The company, which was host to a high-profile visit from President Obama in May 2010, intends to file for Chapter 11 while it evaluates options, including a sale of the business and licensing of its technology.
Despite what it calls “strong growth in the first half of 2011 and traction in North America with a number of orders for very large commercial rooftops,” the company says its could not achieve full-scale operations quickly enough to compete with the resources of larger foreign manufacturers.
“This competitive challenge was exacerbated by a global oversupply of solar panels and a severe compression of prices that in part resulted from uncertainty in governmental incentive programs in Europe and the decline in credit markets that finance solar systems,” Solyndra said in a statement.
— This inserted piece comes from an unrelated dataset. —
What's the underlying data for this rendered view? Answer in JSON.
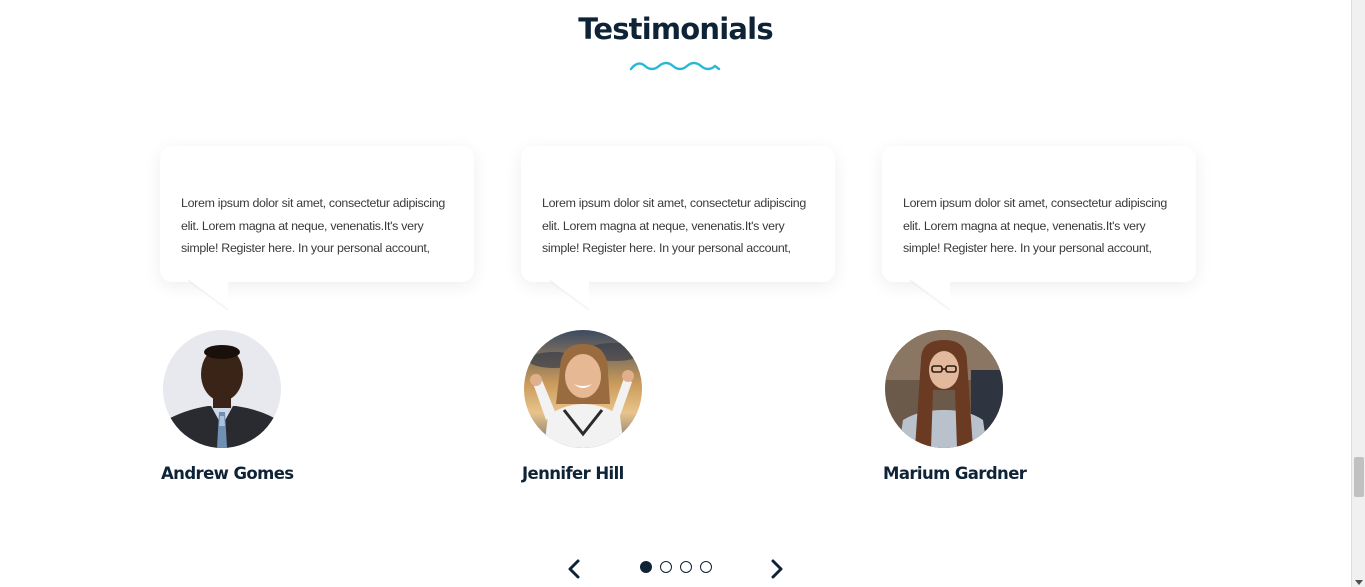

Reuters blames competition from low-cost Chinese solar manufacturers for the company’s bankruptcy and reports that Solyndra is the third major solar manufacturer to seek bankruptcy protection in the past month. Evergreen Solar filed for Chapter 11 two weeks ago. Four days later SpectraWatt Inc followed suit, the news agency said.
The House Energy & Commerce Committee has been investigating a $535 million loan guarantee made to Solyndra by the U.S. Department of Energy in the spring of 2009.
“It is clear that Solyndra was a dubious investment,” said committee chairman Fred Upton (R-MI), in response to the bankruptcy announcement.